“When a relationship dies do we ever really give up the ghost or are we forever haunted by the spirits of relationships past?” ~Carrie Bradshaw
I woke up this morning with the song “Remember the Tin Man” by Tracy Chapman replaying over and over in my head. Why I can’t exactly say, but the words replayed vividly over and over forcing me to sing them aloud,
“Who stole your heart?
The smile from your face
The innocence the light from your eyes
Who stole your heart or did you give it away
And if so then when and why?”
A short time ago I had a conversation with a friend in regards to being heartbroken, we talked about the pain that one feels when they suffer a loss of love, be it a break-up or the passing of someone dear. Although metaphorical, heartbreak is a serious condition in which it takes time to recover from. While the pain we feel from the death of a loved one is a pain that is inevitable, one that we can not escape no matter how hard we try, death will always be heart breaking. The day death no loner phases you is the day you need to check your pulse because you may be dead yourself.

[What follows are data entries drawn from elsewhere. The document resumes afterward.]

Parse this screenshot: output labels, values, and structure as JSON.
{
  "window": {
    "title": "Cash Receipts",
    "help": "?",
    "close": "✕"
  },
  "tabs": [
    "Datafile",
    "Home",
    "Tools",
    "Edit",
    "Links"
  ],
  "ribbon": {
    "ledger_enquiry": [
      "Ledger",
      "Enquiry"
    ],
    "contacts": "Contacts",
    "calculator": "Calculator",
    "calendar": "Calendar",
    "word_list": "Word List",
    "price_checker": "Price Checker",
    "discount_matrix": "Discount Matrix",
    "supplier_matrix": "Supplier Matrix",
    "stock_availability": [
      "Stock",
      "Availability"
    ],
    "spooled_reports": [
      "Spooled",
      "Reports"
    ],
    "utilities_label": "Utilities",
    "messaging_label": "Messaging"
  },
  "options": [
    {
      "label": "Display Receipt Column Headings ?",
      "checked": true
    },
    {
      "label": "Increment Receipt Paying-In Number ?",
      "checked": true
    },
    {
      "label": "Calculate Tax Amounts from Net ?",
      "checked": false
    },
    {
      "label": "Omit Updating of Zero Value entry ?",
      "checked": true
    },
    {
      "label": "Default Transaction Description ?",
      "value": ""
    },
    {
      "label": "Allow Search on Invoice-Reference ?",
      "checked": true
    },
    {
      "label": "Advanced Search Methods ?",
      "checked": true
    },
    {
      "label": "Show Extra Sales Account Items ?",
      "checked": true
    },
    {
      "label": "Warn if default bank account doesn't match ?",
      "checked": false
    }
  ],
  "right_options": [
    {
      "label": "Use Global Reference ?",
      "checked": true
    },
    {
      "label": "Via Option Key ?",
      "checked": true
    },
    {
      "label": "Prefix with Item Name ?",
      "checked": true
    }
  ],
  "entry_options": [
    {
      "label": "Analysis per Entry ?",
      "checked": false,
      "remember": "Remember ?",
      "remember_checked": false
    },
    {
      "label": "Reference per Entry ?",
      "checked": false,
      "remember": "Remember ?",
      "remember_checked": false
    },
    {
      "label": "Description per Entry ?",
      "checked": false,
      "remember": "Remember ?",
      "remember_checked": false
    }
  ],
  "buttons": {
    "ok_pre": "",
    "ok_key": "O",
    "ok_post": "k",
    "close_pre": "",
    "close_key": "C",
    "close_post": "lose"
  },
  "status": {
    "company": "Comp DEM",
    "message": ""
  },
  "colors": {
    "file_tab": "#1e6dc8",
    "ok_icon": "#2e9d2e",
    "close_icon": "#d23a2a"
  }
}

The loss of a relationship on the other hand is something different entirely. After so long and the suffering of so many blows to the heart you would think that it would stop working. Granted not all people go through trials and tribulations in their love life, but the truth is most of us do. After so long you along with your heart becomes worn, tired and less functional (metaphorically speaking), in the end your heart still beats but it is damaged. So the question becomes is it better to be heartless than it is to have a heart and be vulnerable to heartbreak? Over the years it has become evident to me that while my heart beats it no longer feels. There are many things that I am compassionate about, my love for youth, and writing and my son and family, but outside of that I like Dr. Suess’ Grinch have a heart that just may be two sizes too small. Granted this is not exactly the best way to go through life, especially when you want to someday become a wife. (Go figure) I can admit that I have done my share of wrongs to aid in my heartbreak, which is another reason why I have become complacent with being mean and cruel, if it means I don’t get hurt. There is a down side to being heartless though, other people get hurt by your sharp tongue and nonchalant treatment of their feelings. A true heartless person has little to no regard for the feelings of others nor their perception of them, I on the other hand do. (Most times it’s not until I have lashed out and spit fire to those I hold dear.) A lot of women can relate to building a wall to protect her heart from being broken again, the pain of a broken relationship is often times too unbearable to put on repeat. There is no band-aid big enough to cover a hole in the heart, only time can mend those wounds.